There wasn’t a single incident of bad behaviour during that lesson. Biddle adds that the students found the flipped lesson less challenging than if he had taught the concept in class and moved straight on to the activities.
Biddle spoke to a number of parents who also enjoyed the opportunity to be involved in their children’s learning.
More than one way
There is more than one model of flipped classroom around now says Hynes. But one thing that it’s not is Khan Academy videos. Research has shown that students identify with clips of their own teacher. “It’s very personal,” says Hynes. “The relationship between the teacher and the students is crucial.” So they can’t just be pulled from YouTube or even Pond.
Flipping isn’t easy. It’s not:
- a replacement for teachers. The teacher becomes more important than ever guiding the activities.
- Follow-up videos. It gives the flexibility that provides more time for teachers to teach.
- a silver bullet that solves everything. It’s a tool to make the classroom more student-centred.
- one-size-fits-all. Different schools, ages and classes need a different approach.
- a teacher holiday. The teachers have to create the videos and be there to assist with activities.
Even the National Library of New Zealand sees a place for school libraries to build and/or make accessible content for the school.

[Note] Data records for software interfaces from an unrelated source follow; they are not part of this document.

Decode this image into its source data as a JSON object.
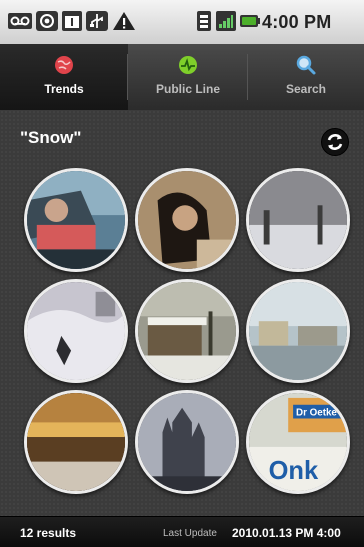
{
  "status_bar": {
    "time": "4:00 PM",
    "icons": [
      "voicemail-icon",
      "at-sign-icon",
      "calendar-icon",
      "usb-icon",
      "warning-icon",
      "sim-icon",
      "signal-icon",
      "battery-icon"
    ]
  },
  "tabs": [
    {
      "label": "Trends",
      "icon": "globe-icon",
      "active": true
    },
    {
      "label": "Public Line",
      "icon": "public-line-icon",
      "active": false
    },
    {
      "label": "Search",
      "icon": "search-icon",
      "active": false
    }
  ],
  "content": {
    "query": "\"Snow\"",
    "refresh_icon": "refresh-icon",
    "photos": [
      {
        "subject": "car window"
      },
      {
        "subject": "person with dark hair"
      },
      {
        "subject": "snowy yard"
      },
      {
        "subject": "snow-covered scene"
      },
      {
        "subject": "snowy building"
      },
      {
        "subject": "houses in snow"
      },
      {
        "subject": "sunset street"
      },
      {
        "subject": "cathedral"
      },
      {
        "subject": "Dr. Oetker / Onko packaging",
        "visible_text_1": "Dr Oetke",
        "visible_text_2": "Onk"
      }
    ]
  },
  "footer": {
    "results": "12 results",
    "last_update_label": "Last Update",
    "last_update_value": "2010.01.13 PM 4:00"
  },
  "colors": {
    "background": "#3b3b3b",
    "status_bar": "#e2e2e2",
    "tab_bar": "#2b2b2b",
    "battery_green": "#4caf2a",
    "trends_red": "#e0444b",
    "public_line_green": "#7fcf2a",
    "search_blue": "#5aa9e0"
  }
}
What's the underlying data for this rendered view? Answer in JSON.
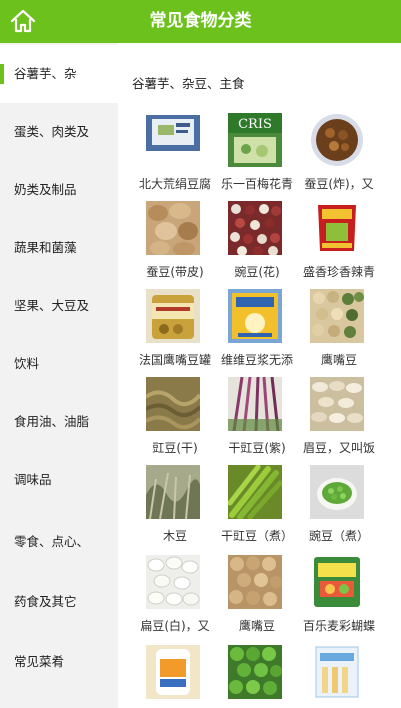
{
  "header": {
    "title": "常见食物分类",
    "home_icon": "home-icon",
    "accent": "#6cc11d"
  },
  "sidebar": {
    "items": [
      {
        "label": "谷薯芋、杂"
      },
      {
        "label": "蛋类、肉类及"
      },
      {
        "label": "奶类及制品"
      },
      {
        "label": "蔬果和菌藻"
      },
      {
        "label": "坚果、大豆及"
      },
      {
        "label": "饮料"
      },
      {
        "label": "食用油、油脂"
      },
      {
        "label": "调味品"
      },
      {
        "label": "零食、点心、"
      },
      {
        "label": "药食及其它"
      },
      {
        "label": "常见菜肴"
      }
    ],
    "active_index": 0
  },
  "main": {
    "section_title": "谷薯芋、杂豆、主食",
    "foods": [
      {
        "name": "北大荒绢豆腐"
      },
      {
        "name": "乐一百梅花青"
      },
      {
        "name": "蚕豆(炸)，又"
      },
      {
        "name": "蚕豆(带皮)"
      },
      {
        "name": "豌豆(花)"
      },
      {
        "name": "盛香珍香辣青"
      },
      {
        "name": "法国鹰嘴豆罐"
      },
      {
        "name": "维维豆浆无添"
      },
      {
        "name": "鹰嘴豆"
      },
      {
        "name": "豇豆(干)"
      },
      {
        "name": "干豇豆(紫)"
      },
      {
        "name": "眉豆，又叫饭"
      },
      {
        "name": "木豆"
      },
      {
        "name": "干豇豆（煮）"
      },
      {
        "name": "豌豆（煮）"
      },
      {
        "name": "扁豆(白)，又"
      },
      {
        "name": "鹰嘴豆"
      },
      {
        "name": "百乐麦彩蝴蝶"
      },
      {
        "name": ""
      },
      {
        "name": ""
      },
      {
        "name": ""
      }
    ],
    "image_texts": {
      "cris": "CRIS"
    }
  }
}
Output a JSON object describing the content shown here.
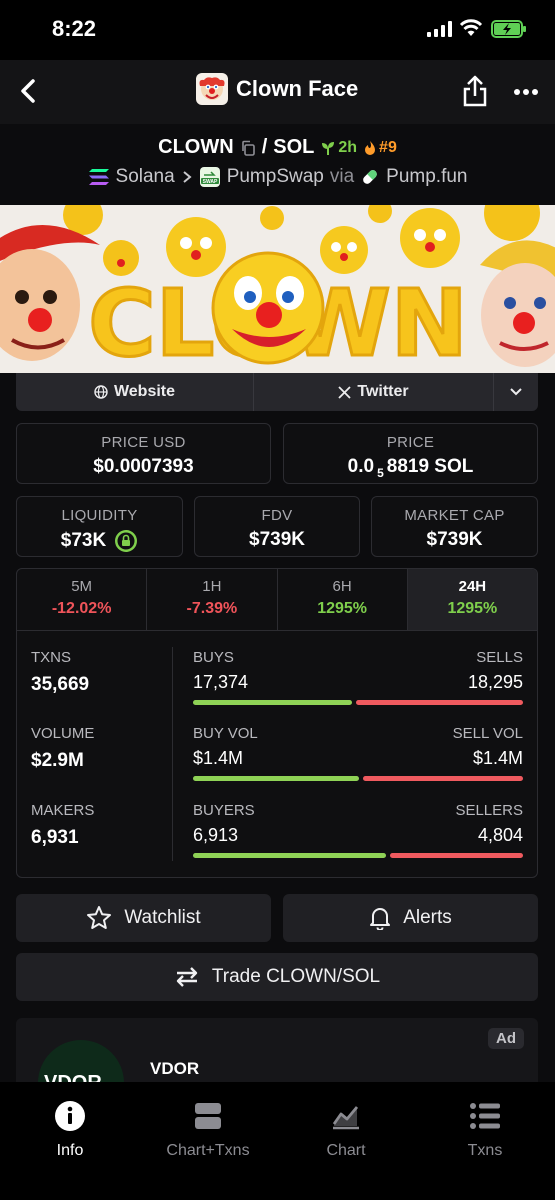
{
  "status_bar": {
    "time": "8:22"
  },
  "header": {
    "title": "Clown Face"
  },
  "pair": {
    "base": "CLOWN",
    "slash": "/",
    "quote": "SOL",
    "age": "2h",
    "rank": "#9",
    "chain": "Solana",
    "dex": "PumpSwap",
    "via": "via",
    "launchpad": "Pump.fun"
  },
  "banner": {
    "word": "CLOWN"
  },
  "links": {
    "website": "Website",
    "twitter": "Twitter"
  },
  "stats": {
    "price_usd_label": "PRICE USD",
    "price_usd": "$0.0007393",
    "price_label": "PRICE",
    "price_pre": "0.0",
    "price_sub": "5",
    "price_post": "8819 SOL",
    "liquidity_label": "LIQUIDITY",
    "liquidity": "$73K",
    "fdv_label": "FDV",
    "fdv": "$739K",
    "mcap_label": "MARKET CAP",
    "mcap": "$739K"
  },
  "timeframes": [
    {
      "label": "5M",
      "value": "-12.02%"
    },
    {
      "label": "1H",
      "value": "-7.39%"
    },
    {
      "label": "6H",
      "value": "1295%"
    },
    {
      "label": "24H",
      "value": "1295%"
    }
  ],
  "metrics": {
    "txns_label": "TXNS",
    "txns": "35,669",
    "volume_label": "VOLUME",
    "volume": "$2.9M",
    "makers_label": "MAKERS",
    "makers": "6,931",
    "buys_label": "BUYS",
    "buys": "17,374",
    "sells_label": "SELLS",
    "sells": "18,295",
    "buys_ratio": 0.487,
    "buyvol_label": "BUY VOL",
    "buyvol": "$1.4M",
    "sellvol_label": "SELL VOL",
    "sellvol": "$1.4M",
    "buyvol_ratio": 0.51,
    "buyers_label": "BUYERS",
    "buyers": "6,913",
    "sellers_label": "SELLERS",
    "sellers": "4,804",
    "buyers_ratio": 0.59
  },
  "actions": {
    "watchlist": "Watchlist",
    "alerts": "Alerts",
    "trade": "Trade CLOWN/SOL"
  },
  "ad": {
    "tag": "Ad",
    "name": "VDOR",
    "logo_text": "VDOR"
  },
  "nav": [
    {
      "label": "Info",
      "icon": "info-icon"
    },
    {
      "label": "Chart+Txns",
      "icon": "split-view-icon"
    },
    {
      "label": "Chart",
      "icon": "chart-icon"
    },
    {
      "label": "Txns",
      "icon": "list-icon"
    }
  ],
  "colors": {
    "green": "#7fcf4c",
    "red": "#f0545a",
    "orange": "#ff9c2a",
    "background": "#0c0c0e"
  }
}
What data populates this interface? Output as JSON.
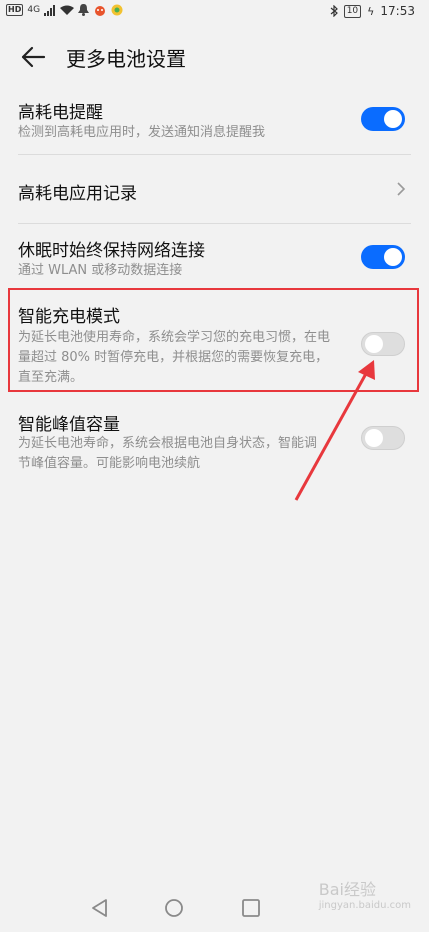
{
  "status": {
    "left_badges": [
      "HD",
      "4G"
    ],
    "battery": "10",
    "time": "17:53"
  },
  "header": {
    "title": "更多电池设置"
  },
  "settings": [
    {
      "title": "高耗电提醒",
      "subtitle": "检测到高耗电应用时，发送通知消息提醒我",
      "control": "toggle",
      "state": "on"
    },
    {
      "title": "高耗电应用记录",
      "control": "chevron"
    },
    {
      "title": "休眠时始终保持网络连接",
      "subtitle": "通过 WLAN 或移动数据连接",
      "control": "toggle",
      "state": "on"
    },
    {
      "title": "智能充电模式",
      "subtitle": "为延长电池使用寿命，系统会学习您的充电习惯，在电量超过 80% 时暂停充电，并根据您的需要恢复充电，直至充满。",
      "control": "toggle",
      "state": "off"
    },
    {
      "title": "智能峰值容量",
      "subtitle": "为延长电池寿命，系统会根据电池自身状态，智能调节峰值容量。可能影响电池续航",
      "control": "toggle",
      "state": "off"
    }
  ],
  "watermark": {
    "brand": "Bai经验",
    "url": "jingyan.baidu.com"
  },
  "colors": {
    "toggle_on": "#0a6cff",
    "toggle_off": "#dedede",
    "highlight": "#e8383d",
    "arrow": "#e8383d"
  }
}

Just a fad?
On the downside, some teachers see the flipped classroom as a novelty. They fear that it is a flavour of the month. Other potential problems include students not doing their homework. If they arrive at school without having viewed the video, they are automatically at a disadvantage. The reality is that it’s no easier for many students to watch a video than to do other homework. It requires the children and their parents to be more responsible about the learning.
Other issues that teachers need to consider in New Zealand include:
Not every flipping time
There is of course no need flip every lesson. One can be flipped here and there. In a survey in the United States by the SOPHIA online community only 5 percent of teachers who were using flipping got their students to watch a video clip every day. About 20 percent assigned videos four to five times a week, and almost half assigned a video once or twice a week.
There are many formal and informal ways to learn more about flipping.
Informally teachers can simply read blogs, websites and the Network for Learning portal Pond discussions on the subject, says Hynes. Twitter hashtags such as #flippedclassroom and #flippedlearning are also good. There are numerous videos about flipping on YouTube.
Schools can access professional development through the Learning with Digital Technologies Professional Learning Development team.
ULearn will be providing three separate flipping classroom modules on October 7 this year presented by Leigh Hynes, Jenny Barrett and Julia Parker. It’s most likely future Educamps will also provide professional development on flipped classrooms.
Hynes also is able to offer assistance through the Institute of Professional Learning at the University of Waikato.